● **Task to carry out**:
Among the lines of the records below, copy those that hold the word "Enter".

(Element data from apps and pages)
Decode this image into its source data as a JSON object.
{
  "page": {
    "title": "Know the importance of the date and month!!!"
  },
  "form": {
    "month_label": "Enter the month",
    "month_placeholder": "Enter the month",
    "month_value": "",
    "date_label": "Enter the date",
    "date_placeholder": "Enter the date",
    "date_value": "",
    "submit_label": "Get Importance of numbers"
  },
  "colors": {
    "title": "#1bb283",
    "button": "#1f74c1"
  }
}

● **Solution to the exercise**:
    "month_label": "Enter the month",
    "month_placeholder": "Enter the month",
    "date_label": "Enter the date",
    "date_placeholder": "Enter the date",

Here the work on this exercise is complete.